We discussed all this because it’s important to put Abigail’s response in perspective.

When Nabal’s servants come to Abigail, clearly they are afraid and even more amazing, they EXPECTED that Abigail could do something about this situation. But what? We discussed that, more than likely, they expected Abigail to intervene with Nabal himself. Perhaps she has calmed him in the past…

Instead, Abigail takes action.. and this is where we will take up the story next week. My parting thoughts to the group were that this story has many lessons, but certainly, among them is that Abigail was ready and “knew what to do.” She was able to act quickly, because she was, undoubtedly, in relationship with God… she knew the law, she was intelligent and could read the signs… she knew what would happen if she did NOT act. Can we say the same? No matter WHAT our situations are at home, we need to be ready. We live in precarious times. We live in a time of terror and evil. If tragedy threatens, if our families are threatened… will we know what to do?

Here are some questions to think about for next week:

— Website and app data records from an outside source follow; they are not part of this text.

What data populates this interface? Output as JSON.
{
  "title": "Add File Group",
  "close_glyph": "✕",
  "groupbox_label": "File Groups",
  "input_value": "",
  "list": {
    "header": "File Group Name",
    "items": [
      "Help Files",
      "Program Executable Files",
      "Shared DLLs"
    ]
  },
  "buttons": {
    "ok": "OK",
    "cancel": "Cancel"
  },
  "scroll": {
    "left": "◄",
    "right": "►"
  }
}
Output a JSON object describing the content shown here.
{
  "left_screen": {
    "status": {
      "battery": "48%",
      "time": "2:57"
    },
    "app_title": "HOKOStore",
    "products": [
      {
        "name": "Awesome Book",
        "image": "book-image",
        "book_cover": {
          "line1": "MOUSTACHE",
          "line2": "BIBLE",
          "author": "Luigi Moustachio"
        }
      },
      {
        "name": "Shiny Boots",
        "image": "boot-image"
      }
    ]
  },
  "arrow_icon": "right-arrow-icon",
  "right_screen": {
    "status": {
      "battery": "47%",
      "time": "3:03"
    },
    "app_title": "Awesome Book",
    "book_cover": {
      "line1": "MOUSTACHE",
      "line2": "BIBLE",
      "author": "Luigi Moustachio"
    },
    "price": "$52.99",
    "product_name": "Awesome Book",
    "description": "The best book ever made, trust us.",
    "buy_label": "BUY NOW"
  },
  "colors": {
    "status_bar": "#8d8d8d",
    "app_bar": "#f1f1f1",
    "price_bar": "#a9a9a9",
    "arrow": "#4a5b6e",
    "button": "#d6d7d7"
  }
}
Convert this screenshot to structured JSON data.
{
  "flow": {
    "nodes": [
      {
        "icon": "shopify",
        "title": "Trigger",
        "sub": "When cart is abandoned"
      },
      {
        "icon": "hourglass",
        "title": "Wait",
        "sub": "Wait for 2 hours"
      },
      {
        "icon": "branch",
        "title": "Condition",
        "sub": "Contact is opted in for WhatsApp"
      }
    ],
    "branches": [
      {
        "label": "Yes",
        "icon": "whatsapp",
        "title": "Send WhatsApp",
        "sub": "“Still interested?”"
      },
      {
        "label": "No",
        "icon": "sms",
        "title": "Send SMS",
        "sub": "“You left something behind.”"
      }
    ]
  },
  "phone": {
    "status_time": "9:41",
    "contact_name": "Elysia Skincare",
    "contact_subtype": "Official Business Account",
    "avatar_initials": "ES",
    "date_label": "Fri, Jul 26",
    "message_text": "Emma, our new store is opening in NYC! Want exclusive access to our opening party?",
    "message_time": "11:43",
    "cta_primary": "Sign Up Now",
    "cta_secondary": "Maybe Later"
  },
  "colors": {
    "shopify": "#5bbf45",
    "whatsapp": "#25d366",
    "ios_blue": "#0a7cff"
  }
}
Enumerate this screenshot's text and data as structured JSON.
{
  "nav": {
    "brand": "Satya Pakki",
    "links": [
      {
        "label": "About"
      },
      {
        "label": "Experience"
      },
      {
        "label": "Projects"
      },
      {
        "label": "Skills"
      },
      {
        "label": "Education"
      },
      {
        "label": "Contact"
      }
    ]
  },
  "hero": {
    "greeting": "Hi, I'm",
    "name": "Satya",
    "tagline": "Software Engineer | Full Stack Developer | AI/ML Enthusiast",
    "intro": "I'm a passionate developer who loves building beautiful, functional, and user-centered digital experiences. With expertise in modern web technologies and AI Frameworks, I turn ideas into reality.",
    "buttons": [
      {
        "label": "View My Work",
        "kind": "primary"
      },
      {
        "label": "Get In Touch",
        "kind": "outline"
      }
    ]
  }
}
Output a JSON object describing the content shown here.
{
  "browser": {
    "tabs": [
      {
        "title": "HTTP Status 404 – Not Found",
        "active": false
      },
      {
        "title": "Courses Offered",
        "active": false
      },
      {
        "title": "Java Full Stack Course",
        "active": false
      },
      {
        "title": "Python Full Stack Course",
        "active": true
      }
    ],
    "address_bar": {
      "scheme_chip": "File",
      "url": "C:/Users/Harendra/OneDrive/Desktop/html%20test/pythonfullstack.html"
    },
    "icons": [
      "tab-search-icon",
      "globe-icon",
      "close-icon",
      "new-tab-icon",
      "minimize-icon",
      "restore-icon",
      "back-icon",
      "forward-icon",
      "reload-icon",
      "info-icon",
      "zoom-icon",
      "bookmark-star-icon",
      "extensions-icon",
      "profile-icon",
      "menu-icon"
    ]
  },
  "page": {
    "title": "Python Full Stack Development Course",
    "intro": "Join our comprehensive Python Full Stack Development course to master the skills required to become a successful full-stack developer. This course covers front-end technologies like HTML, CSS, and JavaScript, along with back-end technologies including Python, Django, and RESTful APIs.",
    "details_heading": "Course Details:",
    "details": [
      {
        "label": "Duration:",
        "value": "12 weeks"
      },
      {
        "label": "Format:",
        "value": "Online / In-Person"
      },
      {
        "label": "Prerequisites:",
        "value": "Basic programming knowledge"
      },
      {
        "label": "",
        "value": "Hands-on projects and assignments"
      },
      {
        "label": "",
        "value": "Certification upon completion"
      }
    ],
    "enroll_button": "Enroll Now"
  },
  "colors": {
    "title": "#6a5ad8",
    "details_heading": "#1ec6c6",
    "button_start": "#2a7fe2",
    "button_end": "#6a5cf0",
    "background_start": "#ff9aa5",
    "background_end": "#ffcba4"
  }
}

  • Why did Abigail withhold her plan from her husband?
  • How would you describe David’s mood? How would you feel about confronting someone in this state of mind?
  • What about doubts?
  • Why does Abigail take the blame for Nabal’s behavior?
  • Is Abigail’s story a tale of submission, obeisance, or something else?
  • What does the Bible say about Revenge?
  • Did Abigail calculate her chances? What in David’s character was on her side?
  • What does David recognize about Abigail?
  • Why didn’t Abigail tell her husband once she was successful?
  • Was it God who acted “for” Abigail?
  • What does this story tell you about YOUR situation, whatever it may be?